Senator McCain, you have done yeoman’s work on Iraq. Your vision and perseverance, along with the amazing capabilities of US troops, have accomplished what many would have thought impossible; Iraq is not the leading issue of the 2008 election. Further, except for the few holdouts who want to see the US with a black eye, Americans see you as the candidate responsible for this success and who will continue to keep us safe. With Iraq improving and no longer the issue at the forefront, the implications of high gas prices and refusal to increase energy capacity with known, obtainable resources needs to become your focus.
It’s clear from the poll that the American people do not understand the difference between Mr. Obama and your positions on energy. May I be so bold as to suggest the following points for you to educate the American people on:
- creating Biofuels via the use of food products has a more severe impact on the US and world economy than does oil dependence on the Middle East. First, we can’t grow enough corn to make a meaningful dent in oil. Second, every incremental bushel we use for fuel means increased prices for food. If you are concerned about food riots caused by increased corn prices, wait until we use 4X the current amount of corn for biofuels.
- If “We can’t drill our way out of our energy problem,” how will taking oil out of the SPRO reduce gas prices? The effect that either of these actions has is to increase the oil supply on the market. The only way drilling can’t solve our energy problem is if there wasn’t anything to drill for. Which leads me to…
- We have enough accessible oil resources to supply us for 200 years plus. Estimates including continental shelf, oil shale and Alaska could easily provide 200 years of oil for the US. In fact, these estimates could well be conservative as just this week, 90 billion barrels of oil and 1,669 trillion cubic feet of natural gas were determined to be in the Arctic….energy that was on no one’s tally sheet just one week ago.
- The reason that Americans believe “alternative” fuels to be an answer is that they’ve bought into the nonsense that “carbon based fuels” are making our planet unlivable. You have to “evolve” your position on global warming especially in light of continuing science showing that manmade global warming is at best wrong and at worst a hoax intended to socialize the world economies by virtue of taxing industry and productivity.
- Finally, there is clear, indisputable evidence that our economy is dependent upon energy. Arguments for conservation often include the fact that we use significantly more oil/energy than any other country. That’s true. What’s also true is that our GDP is the highest in the world. When you compare the GDP/capita with energy usage/capita as Frank van Mierlo did, it’s clear that our economy and energy are directly linked:
The only way for Americans to believe that Obama’s energy policies are the right ones are for them to also believe that their family should have a significantly lower standard of living than they currently have.
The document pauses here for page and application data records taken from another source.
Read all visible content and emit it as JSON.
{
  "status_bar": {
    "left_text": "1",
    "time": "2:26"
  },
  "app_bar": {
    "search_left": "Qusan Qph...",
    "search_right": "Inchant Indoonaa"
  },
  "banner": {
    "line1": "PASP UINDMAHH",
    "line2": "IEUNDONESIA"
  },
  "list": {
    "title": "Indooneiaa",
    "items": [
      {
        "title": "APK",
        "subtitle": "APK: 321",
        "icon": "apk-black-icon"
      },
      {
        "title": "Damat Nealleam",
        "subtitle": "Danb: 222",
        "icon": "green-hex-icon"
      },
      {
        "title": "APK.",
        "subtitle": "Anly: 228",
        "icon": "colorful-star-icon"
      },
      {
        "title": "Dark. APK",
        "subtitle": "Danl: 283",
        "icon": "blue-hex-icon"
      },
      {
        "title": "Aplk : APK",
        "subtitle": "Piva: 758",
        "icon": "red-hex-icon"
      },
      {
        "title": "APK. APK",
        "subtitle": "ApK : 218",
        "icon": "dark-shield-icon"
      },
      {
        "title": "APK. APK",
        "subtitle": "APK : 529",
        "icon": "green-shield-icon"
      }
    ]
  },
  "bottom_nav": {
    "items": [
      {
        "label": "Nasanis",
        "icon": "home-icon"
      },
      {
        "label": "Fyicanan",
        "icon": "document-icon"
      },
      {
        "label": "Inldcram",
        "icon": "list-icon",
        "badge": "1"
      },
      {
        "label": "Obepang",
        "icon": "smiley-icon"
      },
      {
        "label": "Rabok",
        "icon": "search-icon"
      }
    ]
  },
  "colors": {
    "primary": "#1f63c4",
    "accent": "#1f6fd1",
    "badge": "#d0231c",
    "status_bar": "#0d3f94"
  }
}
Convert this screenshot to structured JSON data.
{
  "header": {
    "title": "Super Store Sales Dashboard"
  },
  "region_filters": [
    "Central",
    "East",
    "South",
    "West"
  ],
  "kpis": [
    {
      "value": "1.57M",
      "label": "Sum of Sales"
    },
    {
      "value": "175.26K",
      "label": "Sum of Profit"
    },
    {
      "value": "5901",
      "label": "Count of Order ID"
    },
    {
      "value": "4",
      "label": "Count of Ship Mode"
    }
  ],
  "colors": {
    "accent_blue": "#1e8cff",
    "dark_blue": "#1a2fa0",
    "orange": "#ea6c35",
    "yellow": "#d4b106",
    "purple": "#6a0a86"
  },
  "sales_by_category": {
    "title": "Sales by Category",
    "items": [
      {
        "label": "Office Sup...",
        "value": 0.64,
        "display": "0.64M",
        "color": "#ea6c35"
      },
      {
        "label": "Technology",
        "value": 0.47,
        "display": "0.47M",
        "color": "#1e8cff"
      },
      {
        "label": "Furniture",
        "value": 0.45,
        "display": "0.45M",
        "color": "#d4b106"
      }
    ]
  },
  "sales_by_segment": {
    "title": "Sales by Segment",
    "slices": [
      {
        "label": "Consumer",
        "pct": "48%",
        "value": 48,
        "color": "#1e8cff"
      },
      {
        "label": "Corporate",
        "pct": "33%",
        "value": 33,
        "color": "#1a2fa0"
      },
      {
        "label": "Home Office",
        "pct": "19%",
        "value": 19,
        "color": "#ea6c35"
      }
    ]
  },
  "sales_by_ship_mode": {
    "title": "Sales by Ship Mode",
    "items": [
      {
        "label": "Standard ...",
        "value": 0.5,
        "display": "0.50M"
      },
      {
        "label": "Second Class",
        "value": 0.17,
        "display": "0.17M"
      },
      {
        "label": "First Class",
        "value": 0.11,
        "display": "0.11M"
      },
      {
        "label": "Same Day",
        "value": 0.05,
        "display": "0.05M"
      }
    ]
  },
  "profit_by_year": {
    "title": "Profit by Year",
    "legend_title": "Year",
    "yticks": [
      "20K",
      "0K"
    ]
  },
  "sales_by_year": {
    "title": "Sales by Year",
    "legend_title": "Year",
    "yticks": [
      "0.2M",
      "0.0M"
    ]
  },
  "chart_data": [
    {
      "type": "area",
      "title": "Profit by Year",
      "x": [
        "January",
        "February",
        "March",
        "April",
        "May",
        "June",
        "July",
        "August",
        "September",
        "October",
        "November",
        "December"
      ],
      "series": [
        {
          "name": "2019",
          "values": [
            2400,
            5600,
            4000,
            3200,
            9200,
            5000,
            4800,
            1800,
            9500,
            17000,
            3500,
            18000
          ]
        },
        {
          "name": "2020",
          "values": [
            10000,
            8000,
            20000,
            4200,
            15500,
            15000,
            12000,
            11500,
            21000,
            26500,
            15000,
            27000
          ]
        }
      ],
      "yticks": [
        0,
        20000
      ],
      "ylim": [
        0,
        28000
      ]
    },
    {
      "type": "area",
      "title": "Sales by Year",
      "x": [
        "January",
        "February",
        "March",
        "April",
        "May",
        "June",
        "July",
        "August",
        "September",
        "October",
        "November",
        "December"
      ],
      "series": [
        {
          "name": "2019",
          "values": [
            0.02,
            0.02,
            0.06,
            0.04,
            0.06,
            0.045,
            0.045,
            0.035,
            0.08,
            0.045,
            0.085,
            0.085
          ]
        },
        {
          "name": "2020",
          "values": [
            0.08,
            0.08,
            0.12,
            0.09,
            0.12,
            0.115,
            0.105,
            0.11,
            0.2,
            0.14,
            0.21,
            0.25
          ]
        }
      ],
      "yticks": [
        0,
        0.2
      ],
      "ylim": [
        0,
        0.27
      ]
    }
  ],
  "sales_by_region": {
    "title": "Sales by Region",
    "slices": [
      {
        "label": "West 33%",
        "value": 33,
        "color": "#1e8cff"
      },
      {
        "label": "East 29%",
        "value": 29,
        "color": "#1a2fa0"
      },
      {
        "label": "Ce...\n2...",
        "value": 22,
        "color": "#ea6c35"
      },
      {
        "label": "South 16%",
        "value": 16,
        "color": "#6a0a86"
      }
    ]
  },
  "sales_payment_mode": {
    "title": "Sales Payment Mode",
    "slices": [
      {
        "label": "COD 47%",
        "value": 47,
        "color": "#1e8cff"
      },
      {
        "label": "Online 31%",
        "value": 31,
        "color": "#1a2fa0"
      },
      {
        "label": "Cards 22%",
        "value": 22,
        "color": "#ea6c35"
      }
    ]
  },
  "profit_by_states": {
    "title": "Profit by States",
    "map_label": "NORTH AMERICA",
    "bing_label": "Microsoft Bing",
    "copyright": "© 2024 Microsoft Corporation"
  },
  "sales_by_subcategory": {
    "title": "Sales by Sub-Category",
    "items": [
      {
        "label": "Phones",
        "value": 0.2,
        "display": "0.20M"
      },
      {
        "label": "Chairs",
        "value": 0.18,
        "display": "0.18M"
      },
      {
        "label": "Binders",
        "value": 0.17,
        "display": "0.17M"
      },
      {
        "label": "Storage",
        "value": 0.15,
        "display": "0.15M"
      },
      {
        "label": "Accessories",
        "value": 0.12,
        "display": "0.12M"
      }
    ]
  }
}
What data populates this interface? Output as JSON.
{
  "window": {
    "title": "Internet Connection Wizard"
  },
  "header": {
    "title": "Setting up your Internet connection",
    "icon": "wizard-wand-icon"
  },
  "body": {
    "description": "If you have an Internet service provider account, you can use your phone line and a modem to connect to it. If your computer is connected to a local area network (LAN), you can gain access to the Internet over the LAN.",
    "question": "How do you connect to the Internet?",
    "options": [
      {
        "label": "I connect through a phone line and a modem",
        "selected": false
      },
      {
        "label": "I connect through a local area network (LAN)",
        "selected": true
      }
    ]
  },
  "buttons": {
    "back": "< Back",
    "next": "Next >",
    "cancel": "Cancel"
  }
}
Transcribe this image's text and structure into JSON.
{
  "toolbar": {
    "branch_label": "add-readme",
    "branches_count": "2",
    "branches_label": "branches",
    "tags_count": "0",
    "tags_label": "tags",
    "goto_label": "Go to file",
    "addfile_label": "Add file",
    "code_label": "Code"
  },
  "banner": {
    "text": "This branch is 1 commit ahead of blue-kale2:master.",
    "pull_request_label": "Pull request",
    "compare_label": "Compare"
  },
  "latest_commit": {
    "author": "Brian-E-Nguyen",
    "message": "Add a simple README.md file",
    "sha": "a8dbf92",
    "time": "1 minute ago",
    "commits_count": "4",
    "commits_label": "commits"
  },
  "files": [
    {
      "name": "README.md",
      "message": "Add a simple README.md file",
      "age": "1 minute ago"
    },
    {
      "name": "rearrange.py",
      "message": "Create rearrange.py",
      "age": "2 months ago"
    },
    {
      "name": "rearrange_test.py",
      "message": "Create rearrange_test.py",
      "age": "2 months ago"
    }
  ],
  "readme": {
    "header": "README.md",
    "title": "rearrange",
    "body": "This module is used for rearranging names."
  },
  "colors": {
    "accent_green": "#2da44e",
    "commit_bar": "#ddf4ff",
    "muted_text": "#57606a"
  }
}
I understand this final concept isn’t one that everyone will pick up on quickly, it will take some clear consistent talk to get the message across. In the end, the effort will be worth it. As we learned with our current President, having lofty goals without the ability to effectively communicate them leaves an electorate confused and distrustful. However, as we saw with “The Great Communicator,” the American people will go through walls if they see and understand the goal and the path to get it accomplished.